A proponent of EMDR, Knight is campaigning not only for mental health education to be part of the national curriculum, but also better placed funding within the NHS to help those struggling right now.

“Some people aren’t lucky enough to get through this stuff,” she says. She is working to develop frameworks for offering low-cost therapy, but remains concerned that too many PTSD sufferers are falling through the cracks.

“Therapy isn’t the end of the road,” she adds, “it’s the beginning. And if we best know ourselves, then we better know the triggers for trauma.”

Education remains the key to dealing with PTSD, agrees Watts: “It’s all about helping people to understand that PTSD has nothing to do with psychological strength. The main thing people should know is that it is never a sign of weakness.”

Understanding PTSD, Who It Can Affect & How To Get Help | Men's Fitness UK

Different types of PTSD treatment

Cognitive Behavioural Therapy (CBT)
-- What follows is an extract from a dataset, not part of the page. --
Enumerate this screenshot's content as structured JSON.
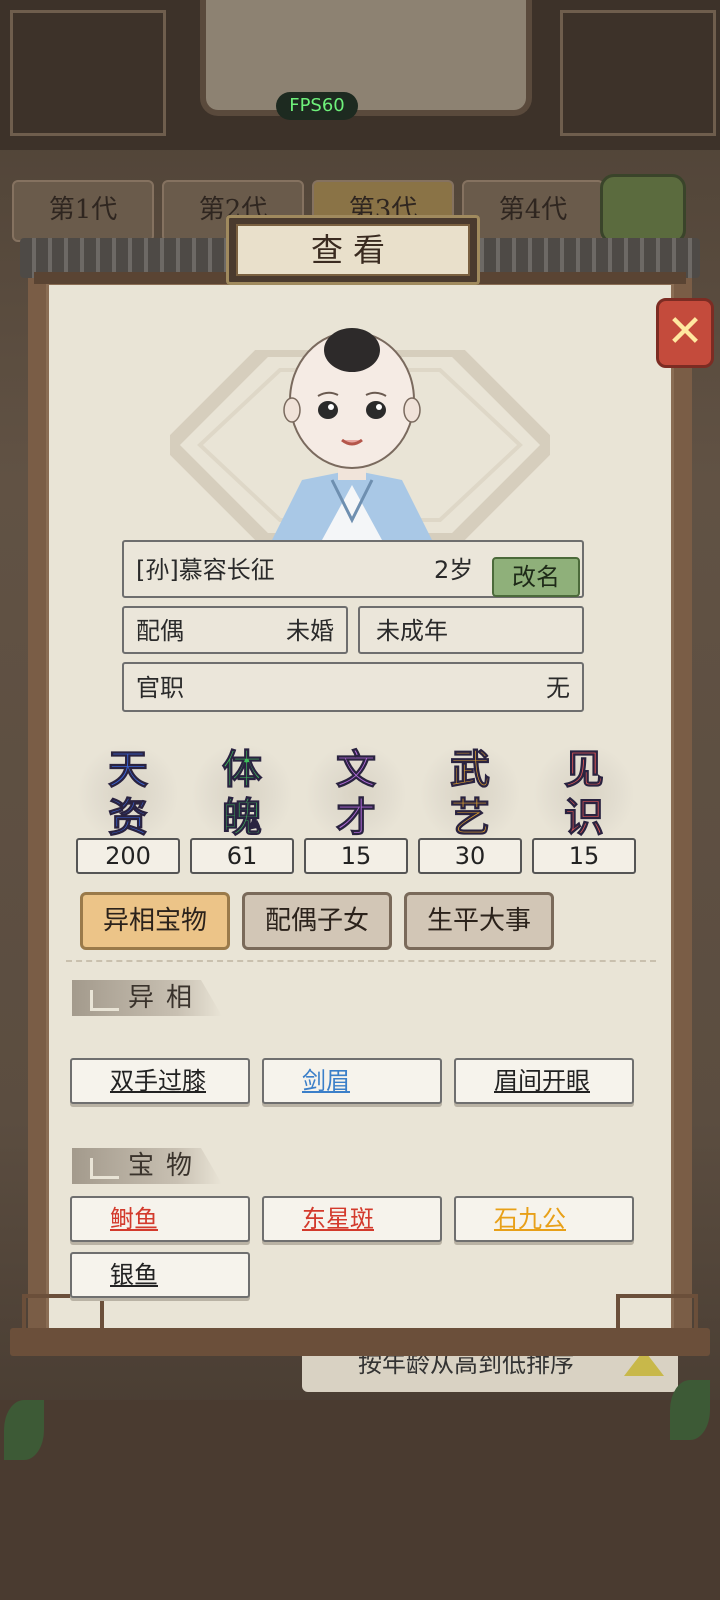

One of the most common therapies for a range of mental health conditions, CBT for PTSD works by getting the patient to relive past experiences, while a therapist identifies and breaks down any unhelpful beliefs that may have grown from the event. These are reviewed over a number of sessions, with the aim of giving the patient concrete actions to work on whenever they are triggered.

Eye Movement Desensitisation and Reprocessing (EMDR)

By following the movement of a therapist’s hand while recounting traumatic experiences, EMDR is believed to reduce PTSD symptoms, helping patients reframe negative feelings and see them in a different light. Treatment can also be carried out through the tapping of a foot or while listening to music.

Emotional Freedom Technique (EFT)

Used by veterans and other PTSD sufferers, EFT involves tapping acupuncture points and repeating positive affirmations, while also stating the issue that causes pain and suffering. Repeated sessions are shown to lessen the symptoms of conditions such as PTSD.

Brain Reworking Recursive Therapy (BWRT)

Currently undergoing research, BWRT is said to have a low relapse rate, and requires only a handful of sessions in order to work. It focuses on the split second between a trigger response and the response hitting the conscious mind. It is not yet available on the NHS, although therapists using this method can be found online.

3 ways to get help for PTSD

01. Speak with your GP

While NHS services are stretched, your GP will have the best understanding of treatments available in your area.

02. PTSD UK / ptsduk.org

Charity PTSD UK has a wealth of resources for both the newly diagnosed and long-term sufferers. Its website has a range of articles and links to services that can help.

03. Mind / mind.org.uk

Mental health charity Mind can help with PTSD, pointing towards places for treatment and understanding symptoms for those worried about themselves or loved ones.

Words: Joe Minihane